There are numerous issues with Eastern time. The first is complicated math. Students must figure out the equation to translate from Eastern time to their local time. While that sounds trivial it can actually be quite complicated. I know that I have trouble with "time zone math" even though I pride myself on my mathematical abilities. The second issue is daylight savings time, which we just entered, and which just caused numerous people to miss an important deadline. The third issue is the 12 hour clock, by using a twelve hour clock and AM/PM the math becomes even more difficult.
How are we to be fair?
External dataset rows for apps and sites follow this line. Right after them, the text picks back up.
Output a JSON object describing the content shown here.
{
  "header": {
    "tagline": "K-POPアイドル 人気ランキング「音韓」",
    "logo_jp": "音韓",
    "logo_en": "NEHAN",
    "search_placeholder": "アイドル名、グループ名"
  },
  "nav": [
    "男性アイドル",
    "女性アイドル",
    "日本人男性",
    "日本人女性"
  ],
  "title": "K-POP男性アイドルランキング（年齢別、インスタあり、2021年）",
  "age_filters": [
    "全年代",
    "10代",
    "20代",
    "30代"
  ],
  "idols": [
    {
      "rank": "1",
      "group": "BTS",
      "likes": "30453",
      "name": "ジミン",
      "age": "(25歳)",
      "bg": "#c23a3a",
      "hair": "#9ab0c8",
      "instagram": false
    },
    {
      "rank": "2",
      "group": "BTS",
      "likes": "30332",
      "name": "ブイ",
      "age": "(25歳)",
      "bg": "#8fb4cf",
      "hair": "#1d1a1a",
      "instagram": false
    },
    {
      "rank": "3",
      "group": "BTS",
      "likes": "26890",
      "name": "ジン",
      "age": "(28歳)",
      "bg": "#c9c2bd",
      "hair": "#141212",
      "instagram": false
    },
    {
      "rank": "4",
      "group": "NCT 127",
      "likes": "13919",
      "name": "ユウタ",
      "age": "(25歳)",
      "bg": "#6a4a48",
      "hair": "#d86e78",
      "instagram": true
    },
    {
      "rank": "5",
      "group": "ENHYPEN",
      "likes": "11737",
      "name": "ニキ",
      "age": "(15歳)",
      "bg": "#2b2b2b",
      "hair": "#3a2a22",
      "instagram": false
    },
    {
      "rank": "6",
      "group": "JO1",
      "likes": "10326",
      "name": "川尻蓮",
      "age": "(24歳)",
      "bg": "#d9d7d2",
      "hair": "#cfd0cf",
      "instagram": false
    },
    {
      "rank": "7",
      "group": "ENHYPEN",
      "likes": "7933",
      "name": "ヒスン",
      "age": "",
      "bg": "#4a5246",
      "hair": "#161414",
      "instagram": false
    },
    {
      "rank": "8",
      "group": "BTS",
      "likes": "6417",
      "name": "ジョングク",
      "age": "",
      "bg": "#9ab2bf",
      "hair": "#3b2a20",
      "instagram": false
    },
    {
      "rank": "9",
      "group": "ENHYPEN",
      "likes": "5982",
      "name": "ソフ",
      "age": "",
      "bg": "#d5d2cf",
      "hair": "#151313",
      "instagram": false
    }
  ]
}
The only way I can imagine to be fair is to use our worldwide time standard(UTC), and always use a 24 hour clock.. With this decided, I must reformulate all deadlines.
This actually brings up two questions:
1. If I say the week's lessons releases on Friday, what time on Friday, and in what time zone?
- My preference would be to have my local Friday to release the content, 12:00 noon would be nice.
- To be fair I will release it at 00:00 UTC Saturday which ends up being 8:00 PM on Friday Eastern Daylight Time.
- My preference would be to say 6:00 PM EDT, nice and clean for me.
- To be fair, I will set any Monday due date to be due on Tuesday 00:00 UTC.
- The week's video lectures will be released at 00:00 UTC on Saturdays.
- Peer review assessments deadline is 00:00 UTC on Saturdays.
- Assignment deadline is 00:00 UTC on Tuesday.
- Quiz deadline is 00:00 UTC on Tuesday.
- Quizzes will be accepted up to one day late: 00:00 UTC on Wednesday.
To facilitate easy coordination of calendars, I have also created a Google calendar that will be embedded in the schedule page and I will include XML HTML and iCal links in the class schedule announcement.
Honestly, I have not been clear enough or made it easy enough for the community to know the deadlines. Mainly this is because I had not given it enough thought(a major mistake in my preparation). To be effective, a mooc teacher must have a habit of global thinking. This has become a major challenge for me and I am delighted to take on this kind of thinking. As the planet's population becomes more connected we will have to become sensitive to timezones and how we schedule. This is a benefit for me as a teacher of a mooc, but also a lesson that we can transfer on to our students.
In considering my solution I do find it euro-centric, and I hate to continue that tradition, but the benefits of easy math for all and a clean time/date policy are enough to convince me that it is the correct solution.
The next challenge is announcing this to the class in an "unmisunderstandable" way.
Finally, I have decided to include the students in this blog itself. I want to be open and clear and if students want to see my justification for setting the schedule this way they can view this post. So, I will include a link to this post in the class scheduling announcement.